One “significant” focus of the investigation is whether the Trump Organization and its agents improperly inflated the value of the Seven Springs estate north of the city in Westchester County. Valuations of Seven Springs were used to claim an apparent $21.1 million tax deduction for donating a conservation easement and in submissions to financial institutions calculating Trump’s net worth, according to court filings.
Investigators have not yet determined whether the law was broken, which was noted by the Trump Organization in a scathing public response Monday.
“While we have tried to cooperate in good faith with the investigation at every turn, the NYAG’s continued harassment of the company as we approach the election (and filing of this motion on the first day of the Republican National Convention) once again confirms that this investigation is all about politics,” according to an emailed statement from the organization. “We will respond to this motion as appropriate.”
The White House referred questions to the Trump Organization.
The president last year accused New York’s governor and attorney general of “harassing all of my New York businesses in search of anything at all they can find to make me look as bad as possible.”

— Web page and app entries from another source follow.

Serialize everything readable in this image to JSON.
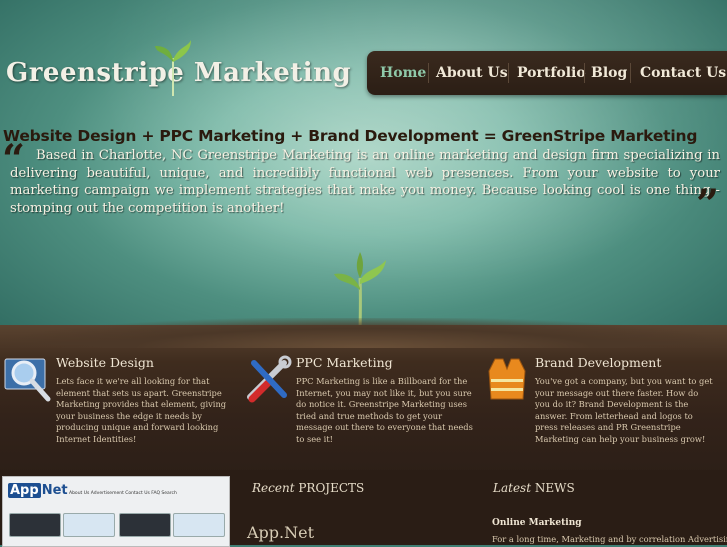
{
  "brand": {
    "logo_text": "Greenstripe Marketing"
  },
  "nav": {
    "items": [
      {
        "label": "Home",
        "active": true
      },
      {
        "label": "About Us",
        "active": false
      },
      {
        "label": "Portfolio",
        "active": false
      },
      {
        "label": "Blog",
        "active": false
      },
      {
        "label": "Contact Us",
        "active": false
      }
    ]
  },
  "hero": {
    "tagline": "Website Design  +  PPC Marketing  +  Brand Development   =  GreenStripe Marketing",
    "intro": "Based in Charlotte, NC Greenstripe Marketing is an online marketing and design firm specializing in delivering beautiful, unique, and incredibly functional web presences. From your website to your marketing campaign we implement strategies that make you money. Because looking cool is one thing - stomping out the competition is another!"
  },
  "features": [
    {
      "title": "Website Design",
      "icon": "magnifying-glass-icon",
      "text": "Lets face it we're all looking for that element that sets us apart. Greenstripe Marketing provides that element, giving your business the edge it needs by producing unique and forward looking Internet Identities!"
    },
    {
      "title": "PPC Marketing",
      "icon": "tools-icon",
      "text": "PPC Marketing is like a Billboard for the Internet, you may not like it, but you sure do notice it. Greenstripe Marketing uses tried and true methods to get your message out there to everyone that needs to see it!"
    },
    {
      "title": "Brand Development",
      "icon": "safety-vest-icon",
      "text": "You've got a company, but you want to get your message out there faster. How do you do it? Brand Development is the answer. From letterhead and logos to press releases and PR Greenstripe Marketing can help your business grow!"
    }
  ],
  "projects": {
    "heading_italic": "Recent",
    "heading_rest": "PROJECTS",
    "title": "App.Net",
    "thumb": {
      "logo_badge": "App",
      "logo_rest": "Net",
      "nav_text": "About Us   Advertisement   Contact Us   FAQ   Search"
    }
  },
  "news": {
    "heading_italic": "Latest",
    "heading_rest": "NEWS",
    "item_title": "Online Marketing",
    "item_text": "For a long time, Marketing and by correlation Advertising were"
  },
  "colors": {
    "nav_active": "#8fc9a9",
    "soil": "#33231a",
    "sky": "#7fbbaa"
  }
}
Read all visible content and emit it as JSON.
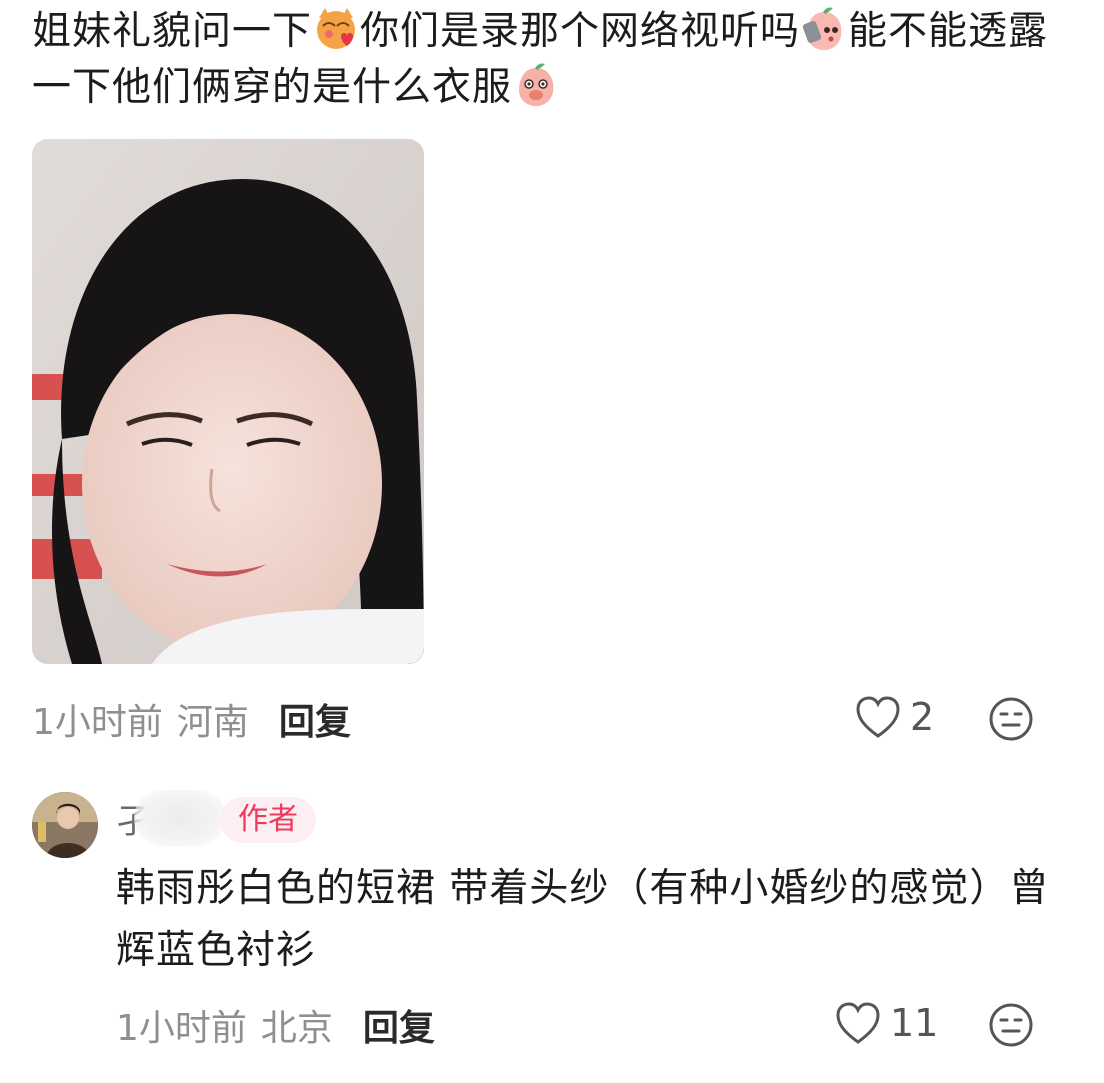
{
  "comment": {
    "line1": "姐妹礼貌问一下",
    "line2": "你们是录那个网络视听吗",
    "line3": "能不能透露一下他们俩穿的是什么衣服",
    "emojis": [
      "cat-heart-emoji",
      "phone-peach-emoji",
      "peach-cover-mouth-emoji"
    ],
    "time": "1小时前",
    "location": "河南",
    "reply_label": "回复",
    "likes": "2"
  },
  "reply": {
    "username_visible": "孑",
    "badge": "作者",
    "text": "韩雨彤白色的短裙 带着头纱（有种小婚纱的感觉）曾辉蓝色衬衫",
    "time": "1小时前",
    "location": "北京",
    "reply_label": "回复",
    "likes": "11"
  },
  "colors": {
    "badge_bg": "#fdeef1",
    "badge_text": "#ef3a5d",
    "meta_text": "#8f8f8f"
  }
}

The investigation was launched in March 2019 after Trump’s longtime personal lawyer Michael Cohen told Congress that Trump had inflated the value of his assets to obtain more favorable terms for loans and insurance coverage.
Since then, the attorney general’s office has issued “a number of subpoenas and has taken testimony seeking information material to these matters,” the court filing said.
James’ office issued subpoenas to the Trump Organization and to Seven Springs LLC in December 2019, seeking financial documents, the filing said. Since then, both have “engaged in extensive good-faith discussions concerning the Trump Organization’s compliance with the subpoenas.” But the two sides are now at an impasse, according to the court filings, which were partially sealed.
The attorney general’s office is also attempting to collect information about several other Trump-related properties, including the Trump National Golf Club near Los Angeles, the Trump International Hotel and Tower in Chicago and an office building on Wall Street in Manhattan where the Trump Organization “owns a ‘ground lease’ pertaining to the property.”
Hill reported from Albany, N.Y. Balsamo reported from Washington, D.C.